To learn more:Richard's equine research makes an international impact


© Fran Jurga and Hoofcare Publishing; Fran Jurga's Hoof Blog is the news service for Hoofcare and Lameness Publishing. Please, no use without permission. You only need to ask. This blog may be read online at the blog page, checked via RSS feed, or received via a headlines-link email (requires signup in box at top right of blog page). Questions or problems with this blog? Send email to blog@hoofcare.com.  
Follow Hoofcare + Lameness on Twitter: @HoofcareJournal
Read this blog's headlines on the Hoofcare + Lameness Facebook Page
 
Disclosure of Material Connection: The Hoof Blog (Hoofcare Publishing) has not received any direct compensation for writing this post. Hoofcare Publishing has no material connection to the brands, products, or services mentioned, other than products and services of Hoofcare Publishing. I am disclosing this in accordance with the Federal Trade Commission’s 16 CFR, Part 255: Guides Concerning the Use of Endorsements and Testimonials in Advertising.

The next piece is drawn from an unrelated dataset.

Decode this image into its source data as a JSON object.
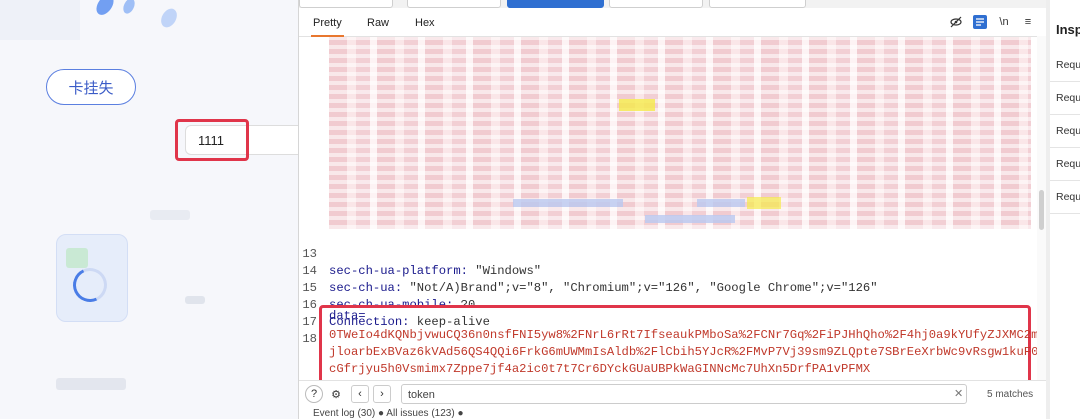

5 comments:

Anonymous said...

So, by shoeing, you end up getting an artificial stride. Come on, if the horse doesn't have the stride barefoot, you are artificially manipulating for a stride and movement by shoeing. Sort of like what the Tennessee Walking Horse industry does, and you see all sorts of horrible lameness issues with that. Nope, don't do it. Go barefoot.

Heidi Meyer said...

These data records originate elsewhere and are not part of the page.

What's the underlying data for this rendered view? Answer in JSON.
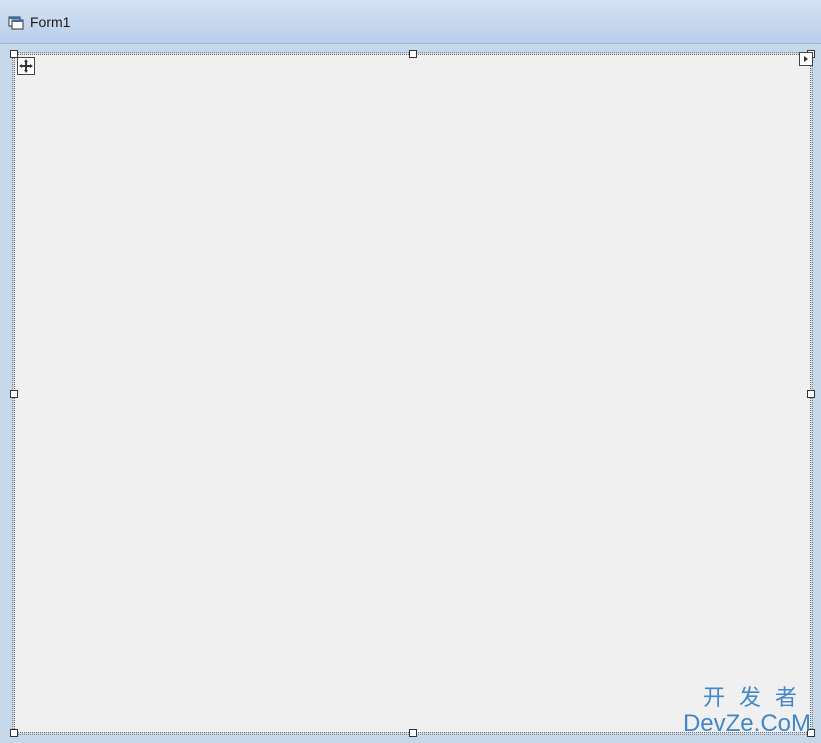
{
  "window": {
    "title": "Form1"
  },
  "watermark": {
    "line1": "开发者",
    "line2": "DevZe.CoM"
  }
}
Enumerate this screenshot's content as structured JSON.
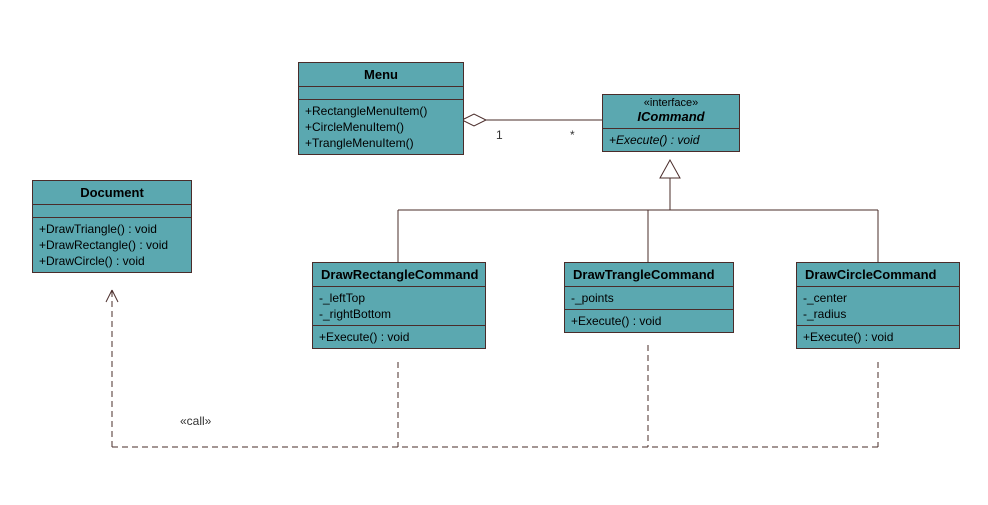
{
  "diagram_type": "uml_class_diagram",
  "classes": {
    "document": {
      "name": "Document",
      "methods": [
        "+DrawTriangle() : void",
        "+DrawRectangle() : void",
        "+DrawCircle() : void"
      ]
    },
    "menu": {
      "name": "Menu",
      "methods": [
        "+RectangleMenuItem()",
        "+CircleMenuItem()",
        "+TrangleMenuItem()"
      ]
    },
    "icommand": {
      "stereotype": "«interface»",
      "name": "ICommand",
      "methods": [
        "+Execute() : void"
      ]
    },
    "drawRectangleCommand": {
      "name": "DrawRectangleCommand",
      "attributes": [
        "-_leftTop",
        "-_rightBottom"
      ],
      "methods": [
        "+Execute() : void"
      ]
    },
    "drawTrangleCommand": {
      "name": "DrawTrangleCommand",
      "attributes": [
        "-_points"
      ],
      "methods": [
        "+Execute() : void"
      ]
    },
    "drawCircleCommand": {
      "name": "DrawCircleCommand",
      "attributes": [
        "-_center",
        "-_radius"
      ],
      "methods": [
        "+Execute() : void"
      ]
    }
  },
  "relationships": {
    "aggregation": {
      "end1_mult": "1",
      "end2_mult": "*"
    },
    "dependency_label": "«call»"
  }
}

Not sure if I read it correctly, but pulling shoes off a shod horse and immediately expecting it to perform is unfair (hoof biomechanics can be quite different shod and damage caused by contraction/etc can become glaringly apparent when the hoof can flex).
Also, a bit more study needs to be done to see if there are any issues higher up the leg on the shod horses (or bare) such as ringbone, sidebone, navicular changes, tendon or splint issues etc. Not every hoof is the same and certainly not horse to horse. Even just the term shod can be given a thousand different ways as the trim is what sets it up. Same with barefoot. A hoof can be bare, but the rage of health of the hoof capsule can be huge. IMO a bare hoof, with healthy frog/sole and correctly balanced on a horse conditioned that way, would perform better as there is proper dispersion of the huge amount of stress put on the hoof/upper body during upper level dressage movements. A more realistic approach may be to canvas vets who have upper level horses in their care, and see the frequency of lameness stemming from the hoof/or soreness issues in the body and whether or not the horse was shod or barefoot.....so the bare vs shod in competition debate can be based on true soundness. If a horse has it's shoes taken off and is instantly lame....there is something more going on. Interested to see someone take that on as a study.

Richard Mott said...

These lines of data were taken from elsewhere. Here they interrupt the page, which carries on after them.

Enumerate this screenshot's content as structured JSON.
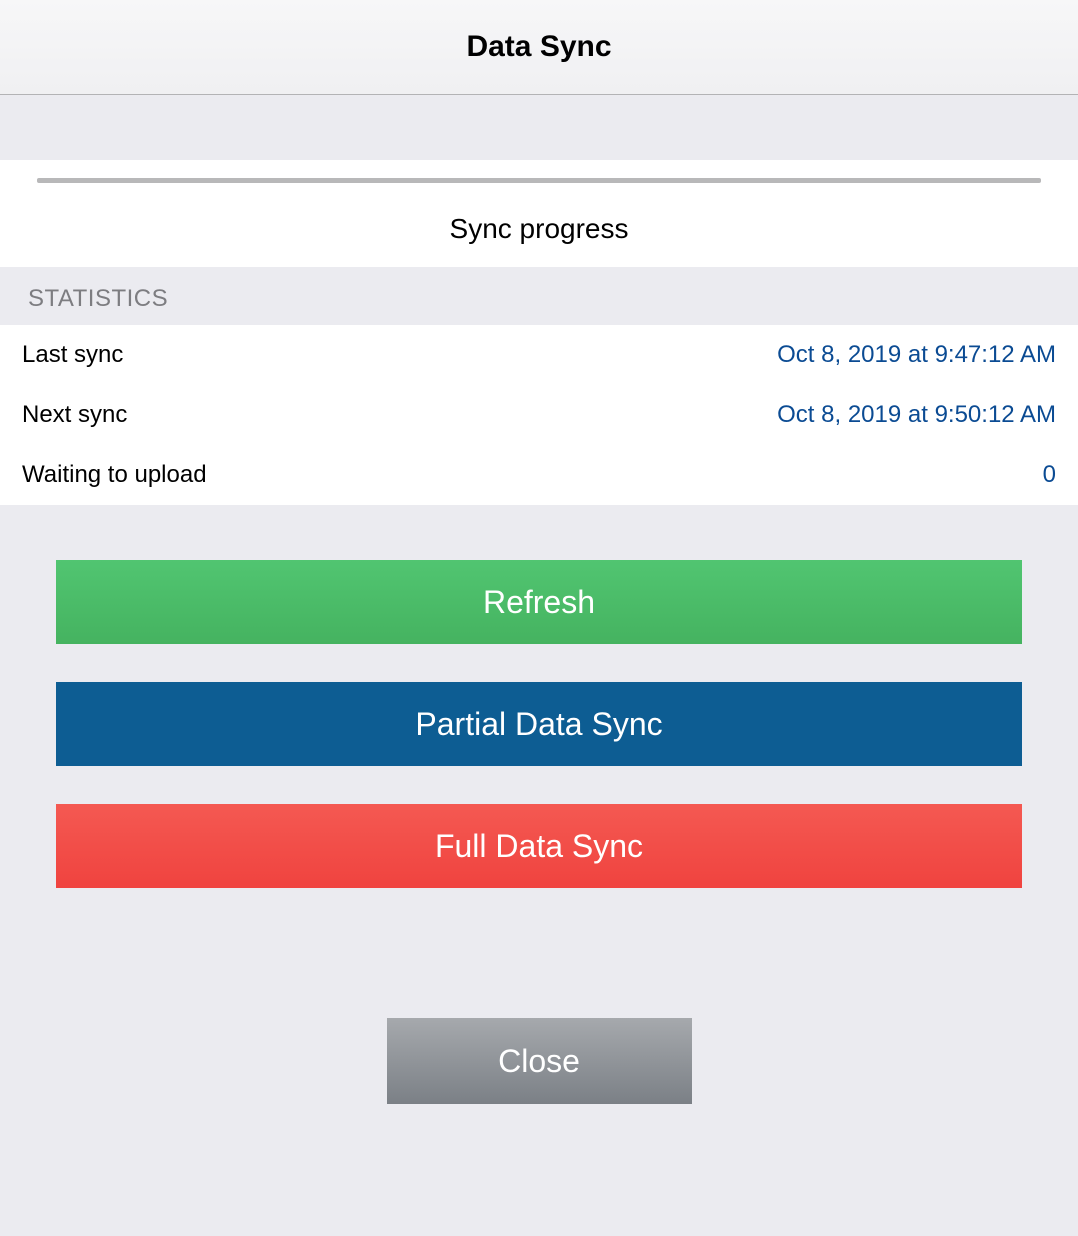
{
  "header": {
    "title": "Data Sync"
  },
  "progress": {
    "label": "Sync progress"
  },
  "sections": {
    "statistics_header": "STATISTICS"
  },
  "stats": {
    "last_sync": {
      "label": "Last sync",
      "value": "Oct 8, 2019 at 9:47:12 AM"
    },
    "next_sync": {
      "label": "Next sync",
      "value": "Oct 8, 2019 at 9:50:12 AM"
    },
    "waiting_upload": {
      "label": "Waiting to upload",
      "value": "0"
    }
  },
  "buttons": {
    "refresh": "Refresh",
    "partial": "Partial Data Sync",
    "full": "Full Data Sync",
    "close": "Close"
  }
}
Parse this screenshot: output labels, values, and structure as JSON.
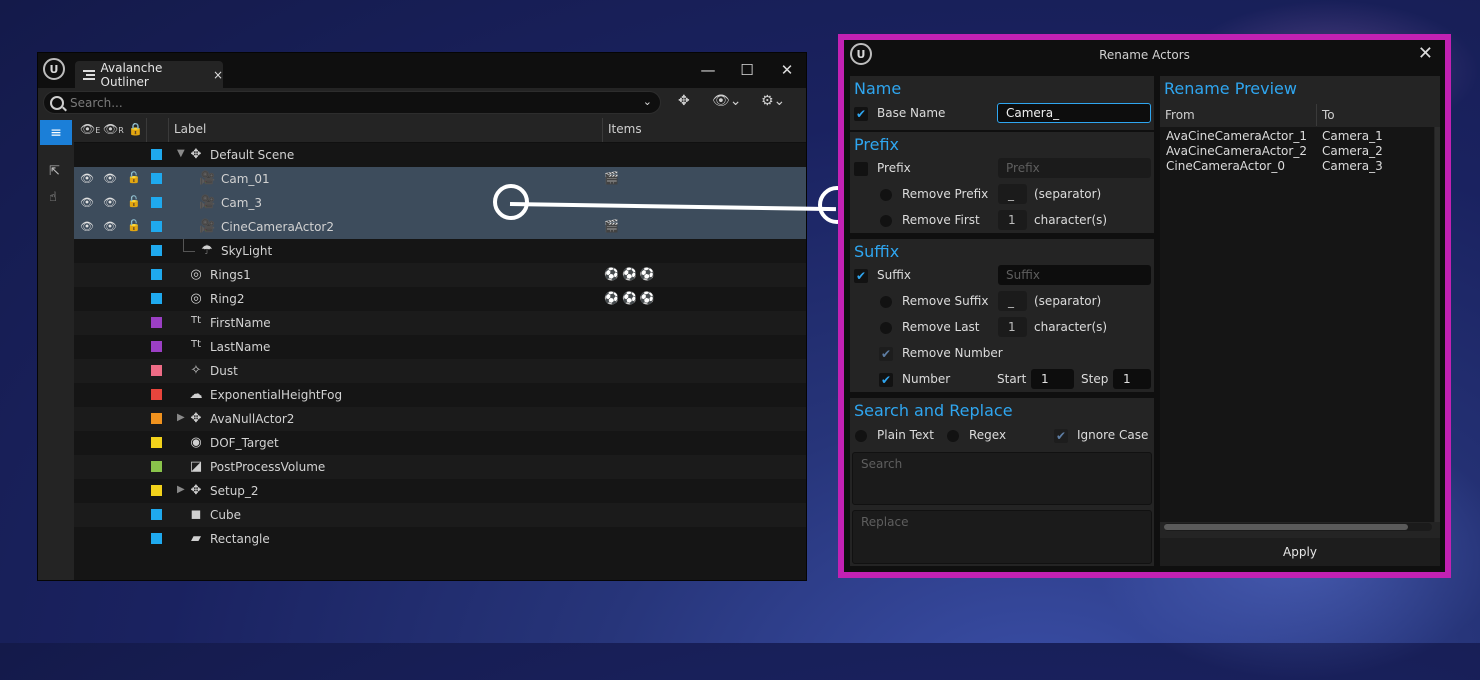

The key point of this study and the one thing that makes it stand out from previous work is that 2 groups of horses were used - one group shod (with standard weight steel shoes)and one group unshod. These groups had been either shod or unshod for at least the previous 12 months and that was the whole point - to compare horse that were conditioned to being either shod or unshod. On an arena surface, it would appear that it is the weight of the shoe rather than actually being shod that makes the very small difference in stride patterns. I've done some pilot work on a harder surface where concussion plays a far bigger part, and the results are very different. Richard Mott, Warwickshire College.

Naturhov said...

Glad to see more people on the quest for more knowledge. But I have to say that doing this kind of research is very tricky(I´m there doing highspeed video studies of movement).
https://www.youtube.com/watch?v=9h-gqFNpLcU
To "compare" horses on the basis of a shod versus a non-shod group of horses regardsless of stile makes very little sense! There are way to many variables at play when riding horses even on a "known" arena with the same rider e.g.. Example concidder what the position of a riders head will do to the downfald of hooves depending on the stride.
Best regards Naturhov.dk, Arne

Rebecca Jacaranda Scott said...

Richard Mott - what were the results of your pilot work involving horses shod and barefoot on a harder more concussive surface?